In the late 1800s it had long been an acute source of humiliation for Washington D.C.’s African Americans, that all Blacks, including women, children and the elderly, were routinely prohibited from riding in the city’s streetcars, and were forced to stand on the exterior platforms in the rear of the car or up front “with the horses.” No exception was made for inclement weather either, as Major Alexander Augusta, the head of Freedmens Hospital, discovered to his dismay.
During and immediately after the Civil War, Sojourner Truth, Alexander Augusta, Senator Charles Sumner, and others challenged the segregated streetcar system in the District. . In her Book of Life editor Francis Titus recounts several physical confrontations:
. . .[Sojourner], having occasion to ride [upon the city streetcars], signaled the car, but neither conductor nor driver noticed her. Soon another followed, and she raised her hand again, but they also turned away. She then gave three tremendous yelps, ‘I want to ride! I want to ride!! I WANT TO RIDE!!! Consternation seized the passing crowd–people, carriages, go-carts of every description stood still. The car was effectually blocked up, and before it could move on, Sojourner had jumped aboard. Then there arose a great shout from the crowd, ‘Ha! ha! ha!! She has beaten him,’ &c. The angry conductor told her to go forward where the horses were, or he would put her out. Quietly seating herself, she informed him that she was a passenger. ‘Go forward where the horses are, or I will throw you out,” said he in a menacing voice. She told him that she was neither a Marylander nor a Virginian to fear his threats; but was from the Empire State of New York, and knew the laws as well as he did . . . .
Black Washingtonians waged a long battle to defeat this form of racial discrimination. Sumner was able to pass legistation or insert language prohibiting racial segregation on streetcars in the charters of streetcar companies several times between 1863 and 1865, but many street car companies and operators ignored the prohibition.
By the late 1860s, the new residents of Barry Farms in far southeast Washington, D.C., were organizing boycotts:
“Many of the settlers walked to work as far as Georgetown and back daily. There were horse drawn cars down Penn Ave, but the determined settlers saved that fare through indignation at the segregation practiced. Persons of color, although charged the same fare as were the whites, were only entitled to a seat on top of these cars, exposed to the rain, snow and winter blizzard. They lugged their groceries and other purchases for miles. . .” [p.7-8., Hillsdale Civic Association meeting, 1920-21, ACM Archives]

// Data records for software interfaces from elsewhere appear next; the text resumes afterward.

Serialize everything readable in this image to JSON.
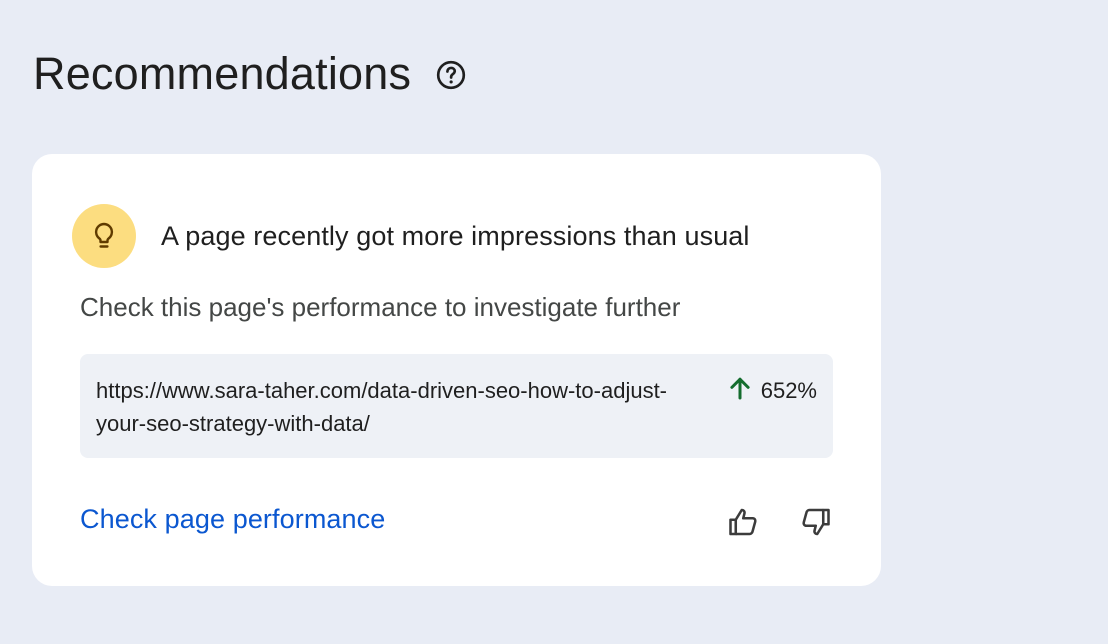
{
  "header": {
    "title": "Recommendations",
    "help_icon": "help-circle-icon"
  },
  "recommendation": {
    "icon": "lightbulb-icon",
    "icon_bg_color": "#fcdd80",
    "title": "A page recently got more impressions than usual",
    "description": "Check this page's performance to investigate further",
    "url": "https://www.sara-taher.com/data-driven-seo-how-to-adjust-your-seo-strategy-with-data/",
    "change_icon": "arrow-up-icon",
    "change_color": "#146c2e",
    "change_value": "652%",
    "action_label": "Check page performance",
    "action_color": "#0b57d0",
    "thumbs_up_icon": "thumbs-up-icon",
    "thumbs_down_icon": "thumbs-down-icon"
  }
}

Photograph courtesy of Historical Society of Wasington, D.C.